I’m not alone in this way of thinking. You can drive by Spain almost any night, and the large parking area is overflowing with cars. Step inside this restaurant, which resembles a Spanish villa, and the entire place is often packed with people. This includes the main dining area with its rattan seating and trademark waterfall, the upper level with its cathedral ceiling, the spacious cocktail lounge, and the outdoor patio. Ah, the outdoor patio... Is there a prettier place to dine in Narragansett? I think not, but for that exquisite experience, we’ll have to wait until next year now that fall is here.

Spain generally does not take reservations, but if you call an hour before you plan to arrive, they will put your name on the call-ahead list. This is what we did on a recent Sunday night. Our party of four was told there would be just a brief wait for our table. We headed for the lounge, and we were just getting into our mojitos when our name was called. We were led upstairs and given a lovely table that overlooked the flower-filled patio below. Beyond that, we could see the beach houses of Point Judith and the Atlantic Ocean, dotted with sailboats and fishing trawlers out of Galilee.
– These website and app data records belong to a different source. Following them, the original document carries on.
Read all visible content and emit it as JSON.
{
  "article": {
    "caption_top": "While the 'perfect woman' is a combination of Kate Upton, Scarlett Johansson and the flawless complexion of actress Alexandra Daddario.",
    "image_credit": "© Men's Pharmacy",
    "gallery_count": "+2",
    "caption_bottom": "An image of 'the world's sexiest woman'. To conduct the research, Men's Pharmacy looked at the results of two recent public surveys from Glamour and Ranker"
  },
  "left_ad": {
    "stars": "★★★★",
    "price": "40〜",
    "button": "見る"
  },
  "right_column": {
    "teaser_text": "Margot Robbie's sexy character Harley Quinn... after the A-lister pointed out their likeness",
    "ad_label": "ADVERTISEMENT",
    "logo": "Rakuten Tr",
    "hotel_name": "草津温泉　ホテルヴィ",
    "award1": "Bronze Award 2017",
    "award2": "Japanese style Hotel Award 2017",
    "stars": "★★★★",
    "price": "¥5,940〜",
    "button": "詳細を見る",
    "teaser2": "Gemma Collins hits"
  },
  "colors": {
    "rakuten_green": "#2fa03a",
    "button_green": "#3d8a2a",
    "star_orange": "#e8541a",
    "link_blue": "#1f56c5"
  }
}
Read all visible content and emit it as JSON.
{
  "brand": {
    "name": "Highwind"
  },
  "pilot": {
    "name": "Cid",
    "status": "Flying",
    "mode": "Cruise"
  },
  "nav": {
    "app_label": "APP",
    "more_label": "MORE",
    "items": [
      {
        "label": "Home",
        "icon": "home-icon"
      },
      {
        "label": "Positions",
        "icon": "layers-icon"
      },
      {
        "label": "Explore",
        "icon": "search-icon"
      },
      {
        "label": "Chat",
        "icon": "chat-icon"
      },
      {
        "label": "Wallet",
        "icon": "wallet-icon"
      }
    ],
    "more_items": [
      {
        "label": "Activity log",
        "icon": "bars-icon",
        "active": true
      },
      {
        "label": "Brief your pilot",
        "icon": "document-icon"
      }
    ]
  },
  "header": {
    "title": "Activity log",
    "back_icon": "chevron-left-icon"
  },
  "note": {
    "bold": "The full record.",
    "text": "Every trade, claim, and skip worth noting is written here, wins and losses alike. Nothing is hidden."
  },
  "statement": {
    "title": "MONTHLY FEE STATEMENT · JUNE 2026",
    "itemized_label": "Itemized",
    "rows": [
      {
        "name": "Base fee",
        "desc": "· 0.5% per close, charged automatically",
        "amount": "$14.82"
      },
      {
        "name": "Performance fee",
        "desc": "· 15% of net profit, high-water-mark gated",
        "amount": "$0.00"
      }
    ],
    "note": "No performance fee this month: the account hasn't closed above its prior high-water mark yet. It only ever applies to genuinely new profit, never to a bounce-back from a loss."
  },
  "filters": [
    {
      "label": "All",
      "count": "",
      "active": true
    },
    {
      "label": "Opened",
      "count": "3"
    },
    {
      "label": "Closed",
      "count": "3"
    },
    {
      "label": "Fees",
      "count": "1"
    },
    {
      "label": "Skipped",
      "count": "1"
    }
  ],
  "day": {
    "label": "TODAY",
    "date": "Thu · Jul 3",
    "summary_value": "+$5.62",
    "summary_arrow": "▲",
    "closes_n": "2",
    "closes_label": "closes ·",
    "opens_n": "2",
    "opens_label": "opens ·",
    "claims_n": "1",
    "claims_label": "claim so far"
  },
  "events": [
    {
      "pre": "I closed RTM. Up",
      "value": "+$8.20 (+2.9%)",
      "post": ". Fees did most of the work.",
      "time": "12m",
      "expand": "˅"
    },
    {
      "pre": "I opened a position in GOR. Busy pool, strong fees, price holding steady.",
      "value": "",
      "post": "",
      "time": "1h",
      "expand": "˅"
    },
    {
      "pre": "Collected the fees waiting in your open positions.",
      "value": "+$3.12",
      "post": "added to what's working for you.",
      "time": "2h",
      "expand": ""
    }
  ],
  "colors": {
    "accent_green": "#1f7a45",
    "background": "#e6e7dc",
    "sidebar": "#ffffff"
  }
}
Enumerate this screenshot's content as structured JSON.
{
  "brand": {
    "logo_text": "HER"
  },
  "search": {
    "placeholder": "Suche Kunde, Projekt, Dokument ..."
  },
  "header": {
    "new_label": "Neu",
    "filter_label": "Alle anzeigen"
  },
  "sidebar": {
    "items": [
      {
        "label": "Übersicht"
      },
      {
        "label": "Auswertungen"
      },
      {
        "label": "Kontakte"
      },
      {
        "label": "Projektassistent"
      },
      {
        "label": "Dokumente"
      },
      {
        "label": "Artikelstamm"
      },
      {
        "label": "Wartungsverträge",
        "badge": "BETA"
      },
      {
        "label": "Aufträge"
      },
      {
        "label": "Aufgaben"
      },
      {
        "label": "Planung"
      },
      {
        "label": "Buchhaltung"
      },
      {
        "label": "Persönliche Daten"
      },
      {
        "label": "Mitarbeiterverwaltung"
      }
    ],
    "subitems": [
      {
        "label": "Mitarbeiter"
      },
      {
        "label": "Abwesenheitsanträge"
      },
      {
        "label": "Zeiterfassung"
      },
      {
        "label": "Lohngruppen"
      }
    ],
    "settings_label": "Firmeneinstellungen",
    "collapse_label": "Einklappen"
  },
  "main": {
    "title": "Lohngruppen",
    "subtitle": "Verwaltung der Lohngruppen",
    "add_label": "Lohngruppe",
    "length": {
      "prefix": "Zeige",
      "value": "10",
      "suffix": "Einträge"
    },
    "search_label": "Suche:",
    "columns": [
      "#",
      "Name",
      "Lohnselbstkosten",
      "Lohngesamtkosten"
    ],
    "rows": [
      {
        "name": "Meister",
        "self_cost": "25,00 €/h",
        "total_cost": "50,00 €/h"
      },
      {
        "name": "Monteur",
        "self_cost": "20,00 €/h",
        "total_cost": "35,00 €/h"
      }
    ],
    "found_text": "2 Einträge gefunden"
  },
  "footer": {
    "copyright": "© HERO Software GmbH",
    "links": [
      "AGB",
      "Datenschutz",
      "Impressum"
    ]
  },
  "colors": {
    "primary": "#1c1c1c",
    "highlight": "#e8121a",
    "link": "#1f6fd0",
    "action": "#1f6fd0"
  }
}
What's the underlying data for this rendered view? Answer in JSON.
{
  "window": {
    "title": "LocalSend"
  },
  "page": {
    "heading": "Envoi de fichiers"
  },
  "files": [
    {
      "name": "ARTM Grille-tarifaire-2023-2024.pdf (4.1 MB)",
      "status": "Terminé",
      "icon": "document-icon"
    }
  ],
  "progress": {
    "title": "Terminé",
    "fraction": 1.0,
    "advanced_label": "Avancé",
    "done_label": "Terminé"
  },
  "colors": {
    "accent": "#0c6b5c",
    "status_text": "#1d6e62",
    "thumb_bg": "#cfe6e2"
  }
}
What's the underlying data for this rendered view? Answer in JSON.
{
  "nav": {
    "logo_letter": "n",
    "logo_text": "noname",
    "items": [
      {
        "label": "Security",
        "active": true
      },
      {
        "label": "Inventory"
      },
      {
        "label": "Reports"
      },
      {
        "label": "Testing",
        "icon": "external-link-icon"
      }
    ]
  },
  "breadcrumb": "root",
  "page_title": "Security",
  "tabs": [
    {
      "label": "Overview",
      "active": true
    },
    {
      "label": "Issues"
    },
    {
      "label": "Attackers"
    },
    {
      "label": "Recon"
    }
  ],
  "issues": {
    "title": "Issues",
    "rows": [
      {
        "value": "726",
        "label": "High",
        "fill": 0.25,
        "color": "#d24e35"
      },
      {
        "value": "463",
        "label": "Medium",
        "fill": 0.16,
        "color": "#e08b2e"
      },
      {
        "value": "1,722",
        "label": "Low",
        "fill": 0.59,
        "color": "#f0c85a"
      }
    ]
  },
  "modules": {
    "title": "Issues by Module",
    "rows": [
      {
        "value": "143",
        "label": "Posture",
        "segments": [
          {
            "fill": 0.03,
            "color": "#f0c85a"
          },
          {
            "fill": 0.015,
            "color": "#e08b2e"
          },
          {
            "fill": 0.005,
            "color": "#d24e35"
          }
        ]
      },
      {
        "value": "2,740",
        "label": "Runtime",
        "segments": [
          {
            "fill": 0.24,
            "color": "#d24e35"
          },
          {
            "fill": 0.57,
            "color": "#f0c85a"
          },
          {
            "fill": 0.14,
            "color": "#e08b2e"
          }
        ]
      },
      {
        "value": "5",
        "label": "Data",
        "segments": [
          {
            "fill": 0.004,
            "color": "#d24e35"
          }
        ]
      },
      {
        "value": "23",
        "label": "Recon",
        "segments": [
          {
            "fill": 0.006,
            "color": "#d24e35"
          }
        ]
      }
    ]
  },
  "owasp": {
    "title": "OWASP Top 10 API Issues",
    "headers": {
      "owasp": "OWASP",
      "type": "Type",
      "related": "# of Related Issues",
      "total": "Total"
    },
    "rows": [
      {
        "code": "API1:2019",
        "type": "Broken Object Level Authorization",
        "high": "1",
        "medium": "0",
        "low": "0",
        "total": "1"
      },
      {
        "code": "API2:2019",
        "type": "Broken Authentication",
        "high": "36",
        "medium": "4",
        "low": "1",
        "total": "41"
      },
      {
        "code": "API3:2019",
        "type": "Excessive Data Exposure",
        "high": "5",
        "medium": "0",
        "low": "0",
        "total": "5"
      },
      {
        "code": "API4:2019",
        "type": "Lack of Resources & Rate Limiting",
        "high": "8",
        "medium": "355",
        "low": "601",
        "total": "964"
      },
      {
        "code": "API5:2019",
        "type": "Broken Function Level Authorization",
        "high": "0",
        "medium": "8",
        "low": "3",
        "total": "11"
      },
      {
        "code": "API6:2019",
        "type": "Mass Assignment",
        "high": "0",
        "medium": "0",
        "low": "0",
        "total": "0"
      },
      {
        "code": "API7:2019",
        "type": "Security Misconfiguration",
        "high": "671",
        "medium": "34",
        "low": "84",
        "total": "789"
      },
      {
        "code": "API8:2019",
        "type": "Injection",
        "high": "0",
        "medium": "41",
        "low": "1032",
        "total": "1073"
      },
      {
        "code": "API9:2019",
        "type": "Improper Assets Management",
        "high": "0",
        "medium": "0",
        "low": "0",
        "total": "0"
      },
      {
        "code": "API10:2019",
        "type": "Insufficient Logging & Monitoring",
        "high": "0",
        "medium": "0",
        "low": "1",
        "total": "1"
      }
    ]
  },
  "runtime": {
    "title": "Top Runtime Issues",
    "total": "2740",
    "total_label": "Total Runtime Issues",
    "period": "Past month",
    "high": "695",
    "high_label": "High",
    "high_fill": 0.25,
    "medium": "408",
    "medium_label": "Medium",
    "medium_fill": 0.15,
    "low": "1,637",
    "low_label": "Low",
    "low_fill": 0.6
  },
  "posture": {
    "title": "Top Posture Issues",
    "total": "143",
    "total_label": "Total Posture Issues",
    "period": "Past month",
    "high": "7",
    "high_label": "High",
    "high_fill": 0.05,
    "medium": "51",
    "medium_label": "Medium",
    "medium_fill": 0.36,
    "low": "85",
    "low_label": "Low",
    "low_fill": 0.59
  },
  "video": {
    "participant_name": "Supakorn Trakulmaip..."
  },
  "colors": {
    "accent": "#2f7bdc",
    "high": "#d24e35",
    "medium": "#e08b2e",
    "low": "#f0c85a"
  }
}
On past visits, we’ve always started our dinner with the Artichoke Hearts ($9), stuffed with a savory mixture of smoked ham, spinach and fresh herbs. But on this night, we thought we’d give the Calamari ($9) a try. A fine decision, indeed. The pan-fried squid rings were tender and enlivened with the addition of mild and hot peppers.

The Picasso Salad ($7) caught my eye, mostly because it sounded so different from all the usual salads I see on restaurant menus. Two key ingredients – artichoke hearts and avocado – also appealed to me, served over baby greens, red onion and endive with a vinaigrette made from balsamic vinegar, olive oil and fresh basil. I was not disappointed.

Our entrees came from the beef and sea sections of the menu, and three out of four were spectacular.

From the sea, the Baked Stuffed Lobster ($41) was the star of the evening, winning rave reviews from one of our guests. It had to have been at least a two-pound lobster, splayed open and overflowing with a well-seasoned stuffing consisting of crab, shrimp and scallops. Already cracked open for easy eating, the lobster offered up its sweet meat, made all the better with a dunk in melted butter.

Once again, I chose to dine on a dish seldom seen in other restaurants – Basque Style Filet of Sole ($20). But there was more to this than just a fish filet. The flaky sole was surrounded with shrimp, clams and mussels still in their now-open shells, all in an aromatic broth of white wine and garlic. On the side, there was enough buttery saffron rice to feed a small family, as well as a vegetable medley of carrots and broccoli.

Only Brian’s New York Sirloin ($22) was less than what we expected. The 16-ounce charbroiled steak was quite chewy. The topping of roasted garlic was deliciously sweet, but the lemon sauce just didn’t seem right on this cut of meat. A far better choice was the mushroom-topped Filet Mignon ($25) served to our other guest, generous in size and so tender. This is one of the signature dishes for which Spain is so well known, and rightly so. Both beef entrees were served with small mountains of outrageously good mashed potatoes and that standard vegetable medley. With this kind of food, you can’t go wrong with the house Sangria ($20 for a large pitcher), which thankfully was not overly sweet.

Brian and I couldn’t even think about dessert, but our guests wanted a sweet ending to their memorable dinner. The Crème Brulee was rated “excellent,” and the Frangelico Cheesecake was rich and creamy with the unmistakable flavor of hazelnuts.

Spain is a very successful restaurant even in these dubious economic times. It has remained a year-round destination restaurant for many reasons – the outstanding service, the upscale atmosphere that isn’t too formal for a beach community, and, of course, the generous portions of both unique and traditional dishes that provide something for everyone.  By any measure, Spain is exceptional.

Linda Beaulieu is the author of The Providence and Rhode Island Cookbook, available at stores throughout the state.

restaurant, review, South County, Spain, Narragansett, fine dining


No comments on this item Please log in to comment by clicking here